** DATA SHOWN follows **

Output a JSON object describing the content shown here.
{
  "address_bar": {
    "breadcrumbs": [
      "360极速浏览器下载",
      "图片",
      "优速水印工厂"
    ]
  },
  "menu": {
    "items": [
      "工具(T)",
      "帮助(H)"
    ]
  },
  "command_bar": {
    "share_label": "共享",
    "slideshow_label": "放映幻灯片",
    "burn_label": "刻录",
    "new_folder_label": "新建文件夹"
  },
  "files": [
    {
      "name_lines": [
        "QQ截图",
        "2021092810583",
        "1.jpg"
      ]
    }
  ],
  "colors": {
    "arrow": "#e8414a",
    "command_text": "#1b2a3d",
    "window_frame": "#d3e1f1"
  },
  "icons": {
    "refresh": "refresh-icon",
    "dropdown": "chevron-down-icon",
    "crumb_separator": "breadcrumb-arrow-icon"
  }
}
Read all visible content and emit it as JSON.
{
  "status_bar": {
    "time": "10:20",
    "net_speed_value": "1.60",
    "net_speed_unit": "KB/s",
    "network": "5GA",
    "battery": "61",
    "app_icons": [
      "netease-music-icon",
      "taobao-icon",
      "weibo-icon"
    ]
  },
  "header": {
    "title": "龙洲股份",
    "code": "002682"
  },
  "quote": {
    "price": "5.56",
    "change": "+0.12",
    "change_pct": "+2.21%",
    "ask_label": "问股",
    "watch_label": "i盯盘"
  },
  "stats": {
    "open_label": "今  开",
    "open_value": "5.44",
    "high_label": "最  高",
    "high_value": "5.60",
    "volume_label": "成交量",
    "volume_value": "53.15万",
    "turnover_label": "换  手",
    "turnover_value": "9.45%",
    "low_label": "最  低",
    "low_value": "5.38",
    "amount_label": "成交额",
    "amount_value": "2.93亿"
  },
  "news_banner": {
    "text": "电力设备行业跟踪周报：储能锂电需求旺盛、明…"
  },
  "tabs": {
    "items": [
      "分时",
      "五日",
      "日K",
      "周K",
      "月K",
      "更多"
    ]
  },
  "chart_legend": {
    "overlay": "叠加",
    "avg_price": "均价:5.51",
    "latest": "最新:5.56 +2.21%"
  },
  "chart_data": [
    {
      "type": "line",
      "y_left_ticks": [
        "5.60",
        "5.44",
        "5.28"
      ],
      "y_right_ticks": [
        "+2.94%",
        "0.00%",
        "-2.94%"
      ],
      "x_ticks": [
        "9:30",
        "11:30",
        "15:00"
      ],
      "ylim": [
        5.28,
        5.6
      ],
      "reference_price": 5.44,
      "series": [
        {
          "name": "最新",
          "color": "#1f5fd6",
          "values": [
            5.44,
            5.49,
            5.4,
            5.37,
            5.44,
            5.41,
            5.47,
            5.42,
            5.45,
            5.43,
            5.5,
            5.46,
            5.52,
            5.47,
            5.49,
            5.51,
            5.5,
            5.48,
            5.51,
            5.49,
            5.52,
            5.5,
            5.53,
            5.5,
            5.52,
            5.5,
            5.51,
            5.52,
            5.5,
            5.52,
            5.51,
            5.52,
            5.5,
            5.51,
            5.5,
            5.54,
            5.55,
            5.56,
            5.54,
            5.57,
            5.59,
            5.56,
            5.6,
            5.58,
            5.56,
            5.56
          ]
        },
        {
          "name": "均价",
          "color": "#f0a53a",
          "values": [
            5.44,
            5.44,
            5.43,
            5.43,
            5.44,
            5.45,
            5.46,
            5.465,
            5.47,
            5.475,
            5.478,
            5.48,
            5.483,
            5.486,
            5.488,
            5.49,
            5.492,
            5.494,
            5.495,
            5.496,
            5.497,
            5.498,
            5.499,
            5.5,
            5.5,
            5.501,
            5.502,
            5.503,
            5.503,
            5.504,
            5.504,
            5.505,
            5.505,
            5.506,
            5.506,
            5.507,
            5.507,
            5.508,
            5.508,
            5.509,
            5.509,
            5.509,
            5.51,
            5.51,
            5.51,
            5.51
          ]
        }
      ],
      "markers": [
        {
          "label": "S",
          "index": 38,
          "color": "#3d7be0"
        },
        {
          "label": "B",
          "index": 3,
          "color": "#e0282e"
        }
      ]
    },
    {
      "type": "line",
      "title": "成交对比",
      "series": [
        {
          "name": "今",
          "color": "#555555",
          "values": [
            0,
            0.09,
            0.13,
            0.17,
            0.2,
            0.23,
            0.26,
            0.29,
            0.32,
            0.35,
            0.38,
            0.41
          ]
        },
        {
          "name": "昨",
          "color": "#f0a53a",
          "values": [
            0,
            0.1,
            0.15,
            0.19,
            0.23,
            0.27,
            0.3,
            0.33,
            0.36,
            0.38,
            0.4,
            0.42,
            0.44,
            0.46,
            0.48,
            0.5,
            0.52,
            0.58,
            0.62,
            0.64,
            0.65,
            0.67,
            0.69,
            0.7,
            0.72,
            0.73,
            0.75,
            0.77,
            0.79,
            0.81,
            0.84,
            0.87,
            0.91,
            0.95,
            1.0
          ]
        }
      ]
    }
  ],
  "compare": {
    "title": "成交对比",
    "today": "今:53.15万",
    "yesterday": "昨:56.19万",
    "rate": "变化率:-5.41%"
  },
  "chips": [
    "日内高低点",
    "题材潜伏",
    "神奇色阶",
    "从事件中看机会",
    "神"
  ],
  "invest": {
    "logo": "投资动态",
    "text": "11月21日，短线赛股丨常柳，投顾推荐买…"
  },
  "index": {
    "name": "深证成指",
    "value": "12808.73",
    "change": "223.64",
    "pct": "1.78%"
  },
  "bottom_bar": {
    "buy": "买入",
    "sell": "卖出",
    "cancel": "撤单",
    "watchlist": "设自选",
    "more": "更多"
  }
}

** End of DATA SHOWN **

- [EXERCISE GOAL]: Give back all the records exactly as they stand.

- [WRITTEN SOLUTION]:
Output a JSON object describing the content shown here.
{
  "address_bar": {
    "breadcrumbs": [
      "360极速浏览器下载",
      "图片",
      "优速水印工厂"
    ]
  },
  "menu": {
    "items": [
      "工具(T)",
      "帮助(H)"
    ]
  },
  "command_bar": {
    "share_label": "共享",
    "slideshow_label": "放映幻灯片",
    "burn_label": "刻录",
    "new_folder_label": "新建文件夹"
  },
  "files": [
    {
      "name_lines": [
        "QQ截图",
        "2021092810583",
        "1.jpg"
      ]
    }
  ],
  "colors": {
    "arrow": "#e8414a",
    "command_text": "#1b2a3d",
    "window_frame": "#d3e1f1"
  },
  "icons": {
    "refresh": "refresh-icon",
    "dropdown": "chevron-down-icon",
    "crumb_separator": "breadcrumb-arrow-icon"
  }
}
Read all visible content and emit it as JSON.
{
  "status_bar": {
    "time": "10:20",
    "net_speed_value": "1.60",
    "net_speed_unit": "KB/s",
    "network": "5GA",
    "battery": "61",
    "app_icons": [
      "netease-music-icon",
      "taobao-icon",
      "weibo-icon"
    ]
  },
  "header": {
    "title": "龙洲股份",
    "code": "002682"
  },
  "quote": {
    "price": "5.56",
    "change": "+0.12",
    "change_pct": "+2.21%",
    "ask_label": "问股",
    "watch_label": "i盯盘"
  },
  "stats": {
    "open_label": "今  开",
    "open_value": "5.44",
    "high_label": "最  高",
    "high_value": "5.60",
    "volume_label": "成交量",
    "volume_value": "53.15万",
    "turnover_label": "换  手",
    "turnover_value": "9.45%",
    "low_label": "最  低",
    "low_value": "5.38",
    "amount_label": "成交额",
    "amount_value": "2.93亿"
  },
  "news_banner": {
    "text": "电力设备行业跟踪周报：储能锂电需求旺盛、明…"
  },
  "tabs": {
    "items": [
      "分时",
      "五日",
      "日K",
      "周K",
      "月K",
      "更多"
    ]
  },
  "chart_legend": {
    "overlay": "叠加",
    "avg_price": "均价:5.51",
    "latest": "最新:5.56 +2.21%"
  },
  "chart_data": [
    {
      "type": "line",
      "y_left_ticks": [
        "5.60",
        "5.44",
        "5.28"
      ],
      "y_right_ticks": [
        "+2.94%",
        "0.00%",
        "-2.94%"
      ],
      "x_ticks": [
        "9:30",
        "11:30",
        "15:00"
      ],
      "ylim": [
        5.28,
        5.6
      ],
      "reference_price": 5.44,
      "series": [
        {
          "name": "最新",
          "color": "#1f5fd6",
          "values": [
            5.44,
            5.49,
            5.4,
            5.37,
            5.44,
            5.41,
            5.47,
            5.42,
            5.45,
            5.43,
            5.5,
            5.46,
            5.52,
            5.47,
            5.49,
            5.51,
            5.5,
            5.48,
            5.51,
            5.49,
            5.52,
            5.5,
            5.53,
            5.5,
            5.52,
            5.5,
            5.51,
            5.52,
            5.5,
            5.52,
            5.51,
            5.52,
            5.5,
            5.51,
            5.5,
            5.54,
            5.55,
            5.56,
            5.54,
            5.57,
            5.59,
            5.56,
            5.6,
            5.58,
            5.56,
            5.56
          ]
        },
        {
          "name": "均价",
          "color": "#f0a53a",
          "values": [
            5.44,
            5.44,
            5.43,
            5.43,
            5.44,
            5.45,
            5.46,
            5.465,
            5.47,
            5.475,
            5.478,
            5.48,
            5.483,
            5.486,
            5.488,
            5.49,
            5.492,
            5.494,
            5.495,
            5.496,
            5.497,
            5.498,
            5.499,
            5.5,
            5.5,
            5.501,
            5.502,
            5.503,
            5.503,
            5.504,
            5.504,
            5.505,
            5.505,
            5.506,
            5.506,
            5.507,
            5.507,
            5.508,
            5.508,
            5.509,
            5.509,
            5.509,
            5.51,
            5.51,
            5.51,
            5.51
          ]
        }
      ],
      "markers": [
        {
          "label": "S",
          "index": 38,
          "color": "#3d7be0"
        },
        {
          "label": "B",
          "index": 3,
          "color": "#e0282e"
        }
      ]
    },
    {
      "type": "line",
      "title": "成交对比",
      "series": [
        {
          "name": "今",
          "color": "#555555",
          "values": [
            0,
            0.09,
            0.13,
            0.17,
            0.2,
            0.23,
            0.26,
            0.29,
            0.32,
            0.35,
            0.38,
            0.41
          ]
        },
        {
          "name": "昨",
          "color": "#f0a53a",
          "values": [
            0,
            0.1,
            0.15,
            0.19,
            0.23,
            0.27,
            0.3,
            0.33,
            0.36,
            0.38,
            0.4,
            0.42,
            0.44,
            0.46,
            0.48,
            0.5,
            0.52,
            0.58,
            0.62,
            0.64,
            0.65,
            0.67,
            0.69,
            0.7,
            0.72,
            0.73,
            0.75,
            0.77,
            0.79,
            0.81,
            0.84,
            0.87,
            0.91,
            0.95,
            1.0
          ]
        }
      ]
    }
  ],
  "compare": {
    "title": "成交对比",
    "today": "今:53.15万",
    "yesterday": "昨:56.19万",
    "rate": "变化率:-5.41%"
  },
  "chips": [
    "日内高低点",
    "题材潜伏",
    "神奇色阶",
    "从事件中看机会",
    "神"
  ],
  "invest": {
    "logo": "投资动态",
    "text": "11月21日，短线赛股丨常柳，投顾推荐买…"
  },
  "index": {
    "name": "深证成指",
    "value": "12808.73",
    "change": "223.64",
    "pct": "1.78%"
  },
  "bottom_bar": {
    "buy": "买入",
    "sell": "卖出",
    "cancel": "撤单",
    "watchlist": "设自选",
    "more": "更多"
  }
}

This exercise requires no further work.